-- Directions for this task --
Scan the entries that follow for the word "start", then report every line in which it appears.

-- Data provided --
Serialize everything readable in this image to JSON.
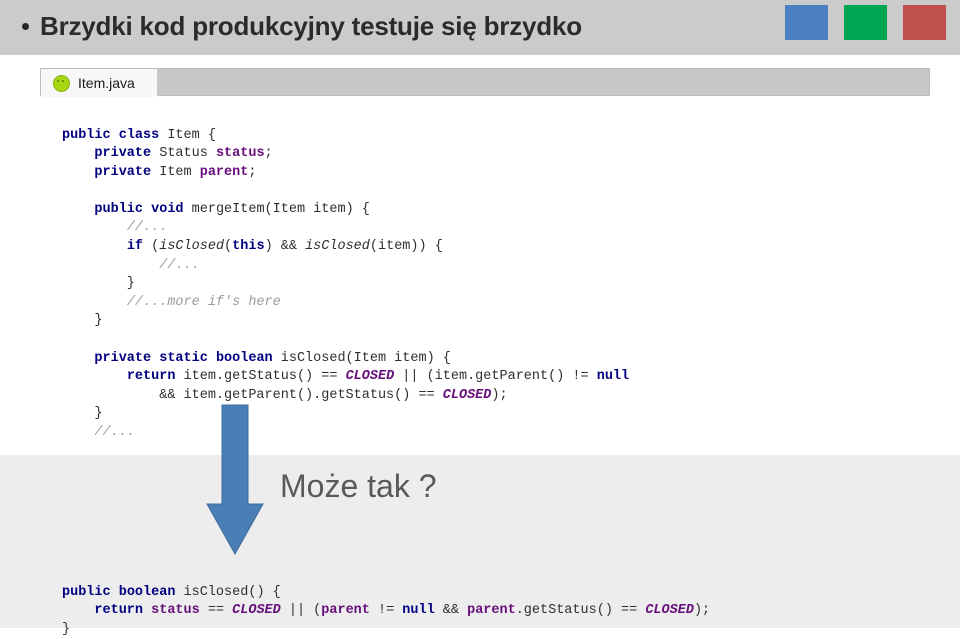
{
  "header": {
    "bullet_icon": "bullet-dot-icon",
    "title": "Brzydki kod produkcyjny testuje się brzydko",
    "background_color": "#cbcbcb",
    "swatches": [
      {
        "name": "blue-swatch",
        "color": "#4a7fc1"
      },
      {
        "name": "green-swatch",
        "color": "#00a651"
      },
      {
        "name": "red-swatch",
        "color": "#c0504d"
      }
    ]
  },
  "editor": {
    "tab": {
      "icon": "java-class-icon",
      "icon_color": "#a6d514",
      "label": "Item.java",
      "active": true
    },
    "tabbar_background": "#c8c8c8"
  },
  "code_top": {
    "lines": [
      [
        {
          "t": "public ",
          "c": "kw"
        },
        {
          "t": "class ",
          "c": "kw"
        },
        {
          "t": "Item {",
          "c": "plain"
        }
      ],
      [
        {
          "t": "    ",
          "c": "plain"
        },
        {
          "t": "private ",
          "c": "kw"
        },
        {
          "t": "Status ",
          "c": "plain"
        },
        {
          "t": "status",
          "c": "field"
        },
        {
          "t": ";",
          "c": "plain"
        }
      ],
      [
        {
          "t": "    ",
          "c": "plain"
        },
        {
          "t": "private ",
          "c": "kw"
        },
        {
          "t": "Item ",
          "c": "plain"
        },
        {
          "t": "parent",
          "c": "field"
        },
        {
          "t": ";",
          "c": "plain"
        }
      ],
      [
        {
          "t": "",
          "c": "plain"
        }
      ],
      [
        {
          "t": "    ",
          "c": "plain"
        },
        {
          "t": "public ",
          "c": "kw"
        },
        {
          "t": "void ",
          "c": "kw"
        },
        {
          "t": "mergeItem(Item item) {",
          "c": "plain"
        }
      ],
      [
        {
          "t": "        ",
          "c": "plain"
        },
        {
          "t": "//...",
          "c": "cmt"
        }
      ],
      [
        {
          "t": "        ",
          "c": "plain"
        },
        {
          "t": "if ",
          "c": "kw"
        },
        {
          "t": "(",
          "c": "plain"
        },
        {
          "t": "isClosed",
          "c": "meth"
        },
        {
          "t": "(",
          "c": "plain"
        },
        {
          "t": "this",
          "c": "kw"
        },
        {
          "t": ") && ",
          "c": "plain"
        },
        {
          "t": "isClosed",
          "c": "meth"
        },
        {
          "t": "(item)) {",
          "c": "plain"
        }
      ],
      [
        {
          "t": "            ",
          "c": "plain"
        },
        {
          "t": "//...",
          "c": "cmt"
        }
      ],
      [
        {
          "t": "        }",
          "c": "plain"
        }
      ],
      [
        {
          "t": "        ",
          "c": "plain"
        },
        {
          "t": "//...more if's here",
          "c": "cmt"
        }
      ],
      [
        {
          "t": "    }",
          "c": "plain"
        }
      ],
      [
        {
          "t": "",
          "c": "plain"
        }
      ],
      [
        {
          "t": "    ",
          "c": "plain"
        },
        {
          "t": "private ",
          "c": "kw"
        },
        {
          "t": "static ",
          "c": "kw"
        },
        {
          "t": "boolean ",
          "c": "kw"
        },
        {
          "t": "isClosed(Item item) {",
          "c": "plain"
        }
      ],
      [
        {
          "t": "        ",
          "c": "plain"
        },
        {
          "t": "return ",
          "c": "kw"
        },
        {
          "t": "item.getStatus() == ",
          "c": "plain"
        },
        {
          "t": "CLOSED",
          "c": "stat"
        },
        {
          "t": " || (item.getParent() != ",
          "c": "plain"
        },
        {
          "t": "null",
          "c": "kw"
        }
      ],
      [
        {
          "t": "            && item.getParent().getStatus() == ",
          "c": "plain"
        },
        {
          "t": "CLOSED",
          "c": "stat"
        },
        {
          "t": ");",
          "c": "plain"
        }
      ],
      [
        {
          "t": "    }",
          "c": "plain"
        }
      ],
      [
        {
          "t": "    ",
          "c": "plain"
        },
        {
          "t": "//...",
          "c": "cmt"
        }
      ]
    ]
  },
  "code_bottom": {
    "lines": [
      [
        {
          "t": "public ",
          "c": "kw"
        },
        {
          "t": "boolean ",
          "c": "kw"
        },
        {
          "t": "isClosed() {",
          "c": "plain"
        }
      ],
      [
        {
          "t": "    ",
          "c": "plain"
        },
        {
          "t": "return ",
          "c": "kw"
        },
        {
          "t": "status",
          "c": "field"
        },
        {
          "t": " == ",
          "c": "plain"
        },
        {
          "t": "CLOSED",
          "c": "stat"
        },
        {
          "t": " || (",
          "c": "plain"
        },
        {
          "t": "parent",
          "c": "field"
        },
        {
          "t": " != ",
          "c": "plain"
        },
        {
          "t": "null",
          "c": "kw"
        },
        {
          "t": " && ",
          "c": "plain"
        },
        {
          "t": "parent",
          "c": "field"
        },
        {
          "t": ".getStatus() == ",
          "c": "plain"
        },
        {
          "t": "CLOSED",
          "c": "stat"
        },
        {
          "t": ");",
          "c": "plain"
        }
      ],
      [
        {
          "t": "}",
          "c": "plain"
        }
      ]
    ]
  },
  "annotation": {
    "arrow_icon": "down-arrow-icon",
    "arrow_color": "#4a7fb5",
    "text": "Może tak ?",
    "text_color": "#595959"
  },
  "lower_band_color": "#ededed"
}
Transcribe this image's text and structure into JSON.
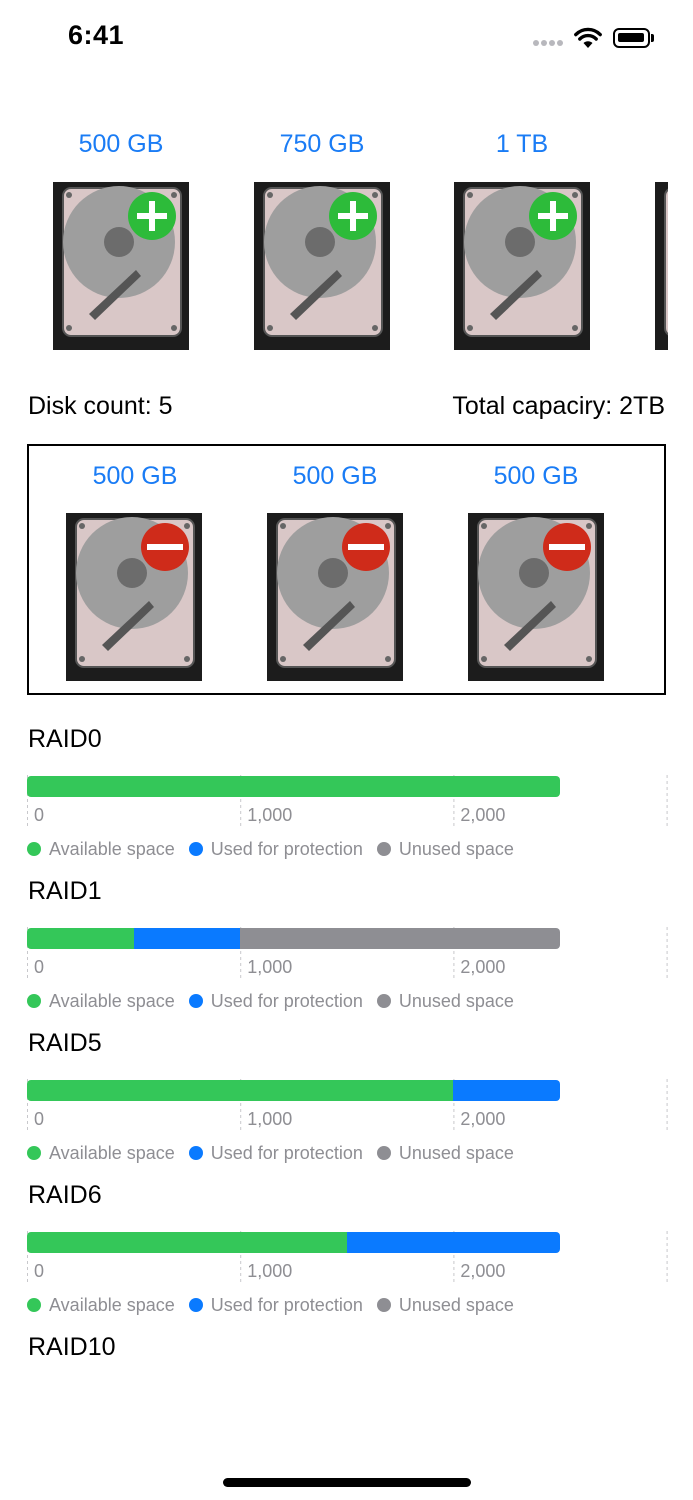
{
  "status_bar": {
    "time": "6:41"
  },
  "available_disks": [
    {
      "label": "500 GB",
      "action_icon": "add-icon"
    },
    {
      "label": "750 GB",
      "action_icon": "add-icon"
    },
    {
      "label": "1 TB",
      "action_icon": "add-icon"
    }
  ],
  "summary": {
    "disk_count": "Disk count: 5",
    "total_capacity": "Total capaciry: 2TB"
  },
  "selected_disks": [
    {
      "label": "500 GB",
      "action_icon": "remove-icon"
    },
    {
      "label": "500 GB",
      "action_icon": "remove-icon"
    },
    {
      "label": "500 GB",
      "action_icon": "remove-icon"
    }
  ],
  "colors": {
    "available": "#34c759",
    "protection": "#0a7aff",
    "unused": "#8e8e93",
    "link": "#1a7cf5"
  },
  "legend": {
    "available": "Available space",
    "protection": "Used for protection",
    "unused": "Unused space"
  },
  "chart_data": [
    {
      "type": "bar",
      "title": "RAID0",
      "xlim": [
        0,
        3000
      ],
      "ticks": [
        "0",
        "1,000",
        "2,000"
      ],
      "series": [
        {
          "name": "Available space",
          "value": 2500
        },
        {
          "name": "Used for protection",
          "value": 0
        },
        {
          "name": "Unused space",
          "value": 0
        }
      ]
    },
    {
      "type": "bar",
      "title": "RAID1",
      "xlim": [
        0,
        3000
      ],
      "ticks": [
        "0",
        "1,000",
        "2,000"
      ],
      "series": [
        {
          "name": "Available space",
          "value": 500
        },
        {
          "name": "Used for protection",
          "value": 500
        },
        {
          "name": "Unused space",
          "value": 1500
        }
      ]
    },
    {
      "type": "bar",
      "title": "RAID5",
      "xlim": [
        0,
        3000
      ],
      "ticks": [
        "0",
        "1,000",
        "2,000"
      ],
      "series": [
        {
          "name": "Available space",
          "value": 2000
        },
        {
          "name": "Used for protection",
          "value": 500
        },
        {
          "name": "Unused space",
          "value": 0
        }
      ]
    },
    {
      "type": "bar",
      "title": "RAID6",
      "xlim": [
        0,
        3000
      ],
      "ticks": [
        "0",
        "1,000",
        "2,000"
      ],
      "series": [
        {
          "name": "Available space",
          "value": 1500
        },
        {
          "name": "Used for protection",
          "value": 1000
        },
        {
          "name": "Unused space",
          "value": 0
        }
      ]
    },
    {
      "type": "bar",
      "title": "RAID10",
      "series": []
    }
  ]
}
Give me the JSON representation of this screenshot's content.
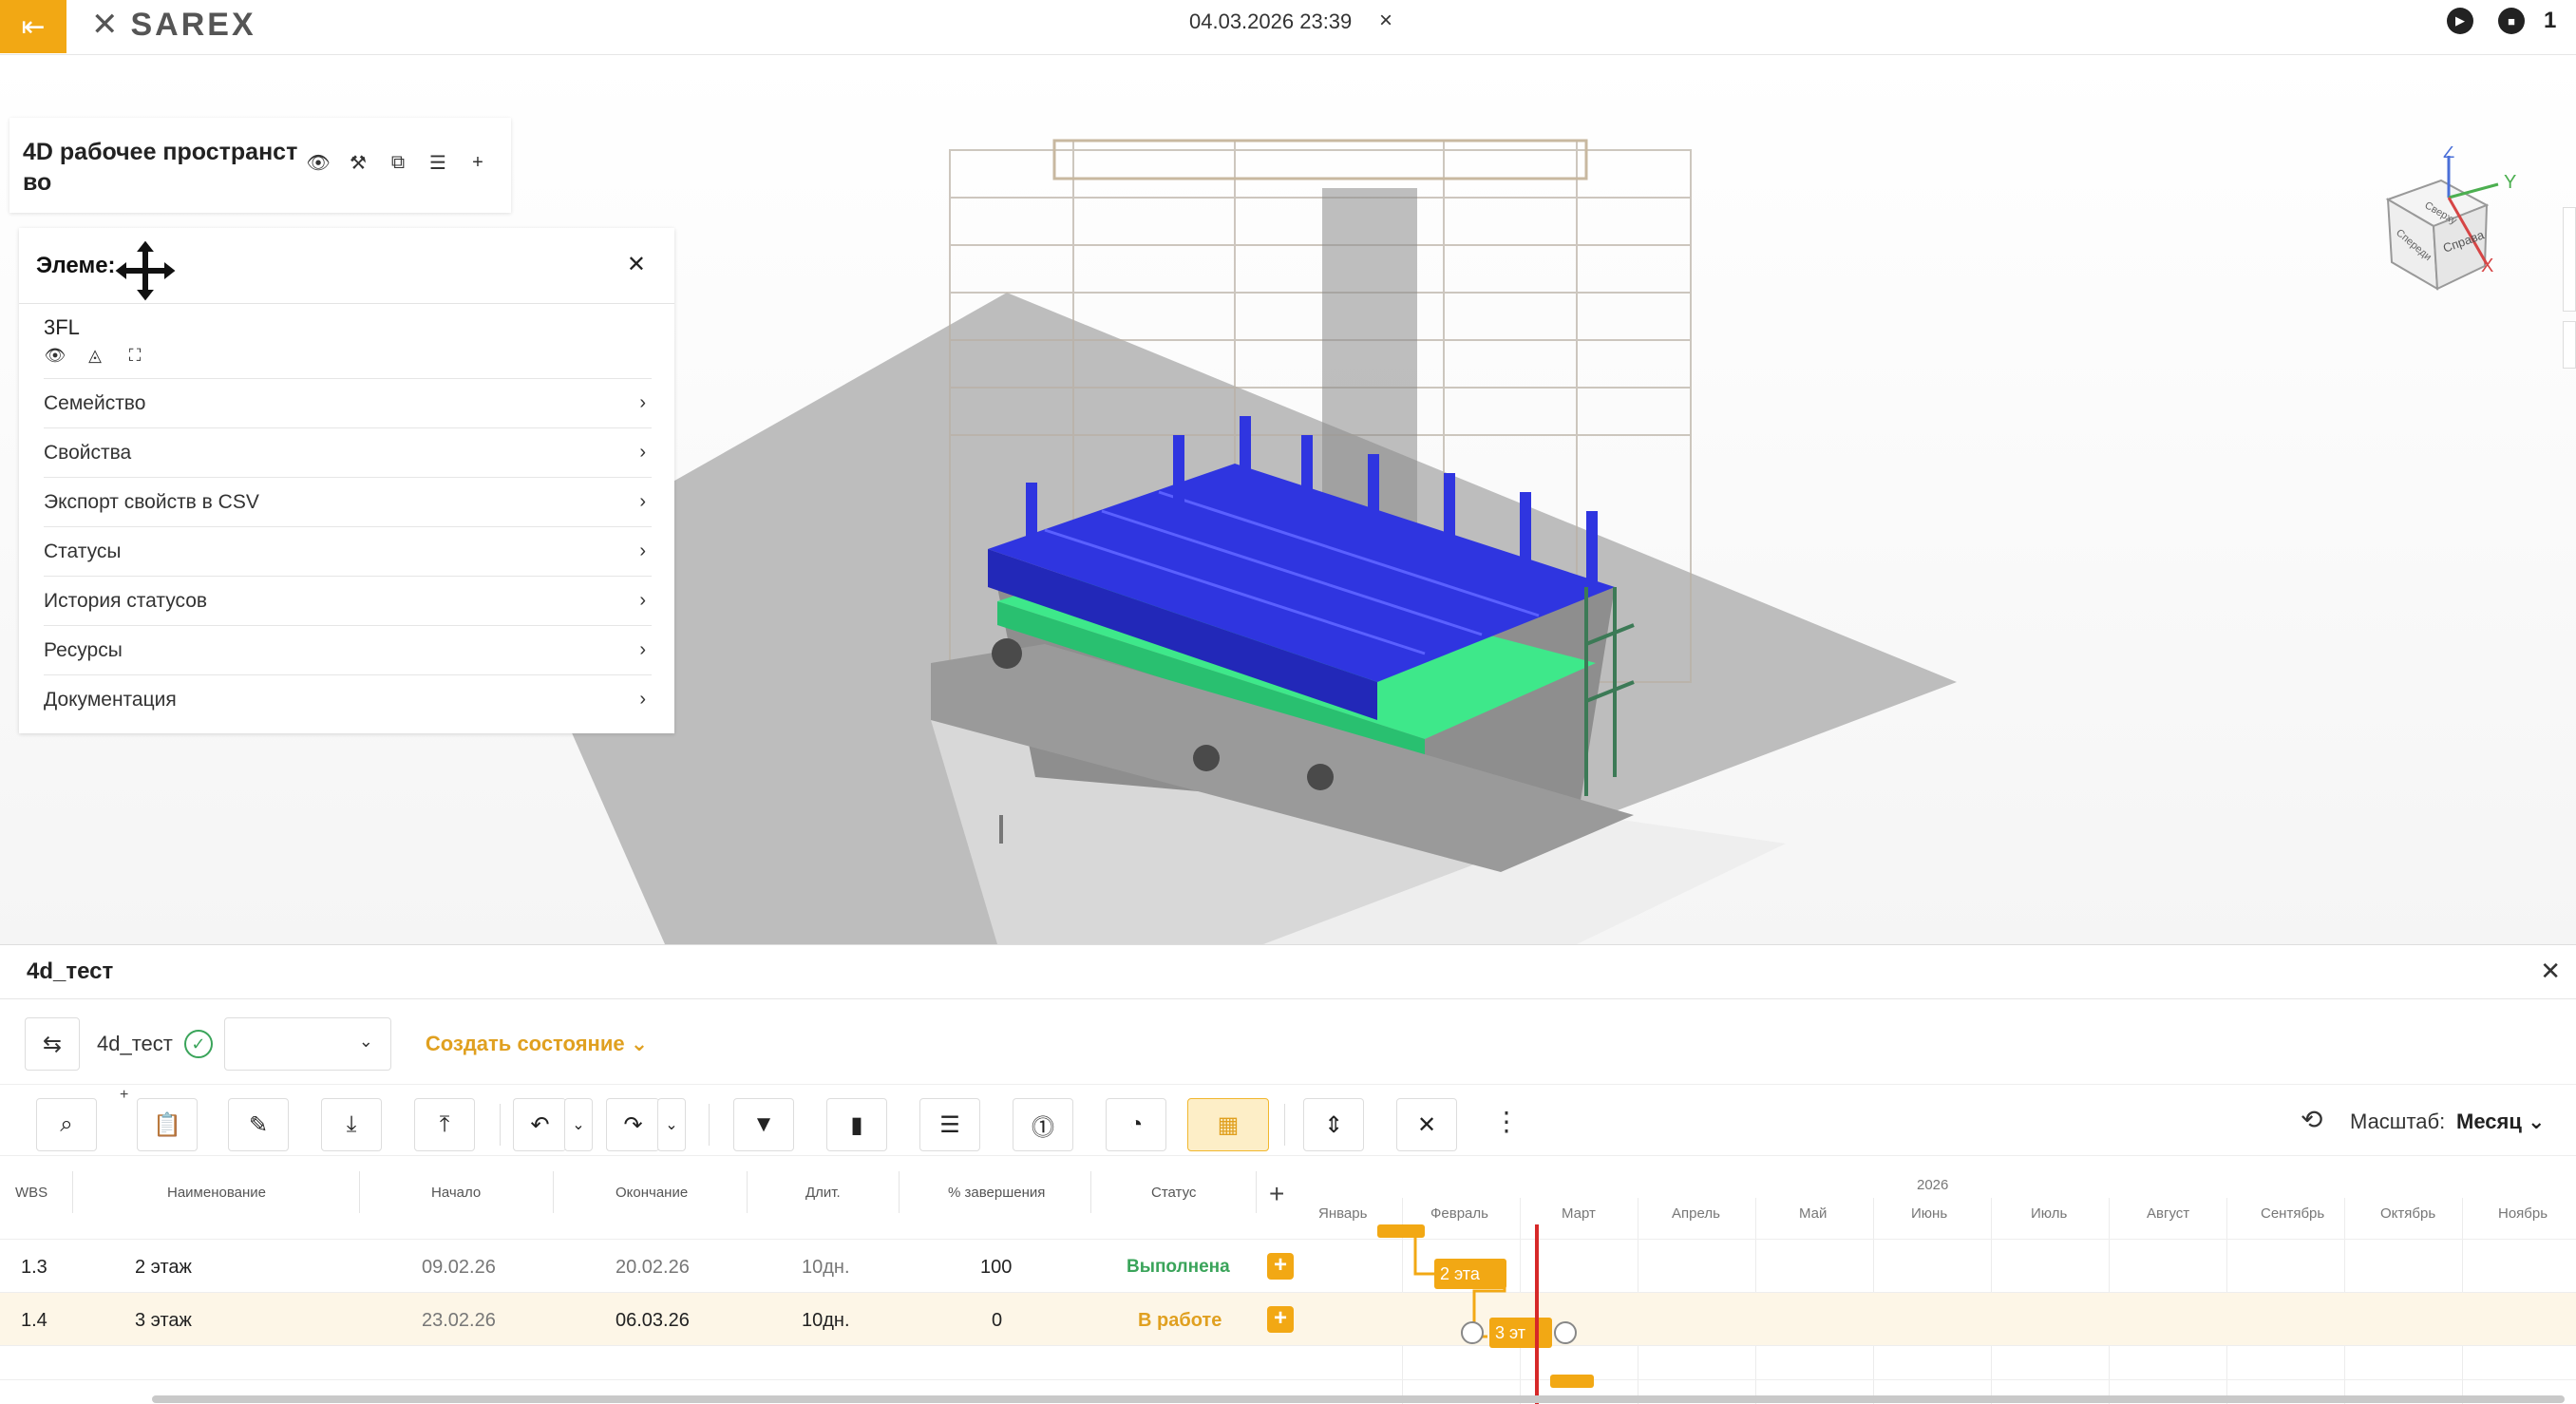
{
  "topbar": {
    "logo_text": "SAREX",
    "datetime": "04.03.2026 23:39",
    "close_glyph": "×",
    "count": "1"
  },
  "workspace": {
    "title": "4D рабочее пространст во"
  },
  "elements_panel": {
    "title": "Элеме:",
    "element_name": "3FL",
    "items": [
      {
        "label": "Семейство"
      },
      {
        "label": "Свойства"
      },
      {
        "label": "Экспорт свойств в CSV"
      },
      {
        "label": "Статусы"
      },
      {
        "label": "История статусов"
      },
      {
        "label": "Ресурсы"
      },
      {
        "label": "Документация"
      }
    ]
  },
  "view_cube": {
    "axis_z": "Z",
    "axis_y": "Y",
    "axis_x": "X",
    "face_top": "Сверху",
    "face_front": "Спереди",
    "face_right": "Справа"
  },
  "bottom_panel": {
    "title": "4d_тест",
    "state_name": "4d_тест",
    "create_state_label": "Создать состояние",
    "scale_label": "Масштаб:",
    "scale_value": "Месяц"
  },
  "table": {
    "columns": {
      "wbs": "WBS",
      "name": "Наименование",
      "start": "Начало",
      "end": "Окончание",
      "duration": "Длит.",
      "percent": "% завершения",
      "status": "Статус"
    },
    "rows": [
      {
        "wbs": "1.3",
        "name": "2 этаж",
        "start": "09.02.26",
        "end": "20.02.26",
        "duration": "10дн.",
        "percent": "100",
        "status": "Выполнена"
      },
      {
        "wbs": "1.4",
        "name": "3 этаж",
        "start": "23.02.26",
        "end": "06.03.26",
        "duration": "10дн.",
        "percent": "0",
        "status": "В работе"
      }
    ]
  },
  "timeline": {
    "year": "2026",
    "months": [
      "Январь",
      "Февраль",
      "Март",
      "Апрель",
      "Май",
      "Июнь",
      "Июль",
      "Август",
      "Сентябрь",
      "Октябрь",
      "Ноябрь"
    ],
    "bars": [
      {
        "label": "2 эта"
      },
      {
        "label": "3 эт"
      }
    ]
  },
  "colors": {
    "accent": "#f2a814",
    "done": "#3aa45a",
    "today_line": "#d62828",
    "model_blue": "#2f35e0",
    "model_green": "#3ee88a"
  }
}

-- Written answer --
      "start": "Начало",
        "start": "09.02.26",
        "start": "23.02.26",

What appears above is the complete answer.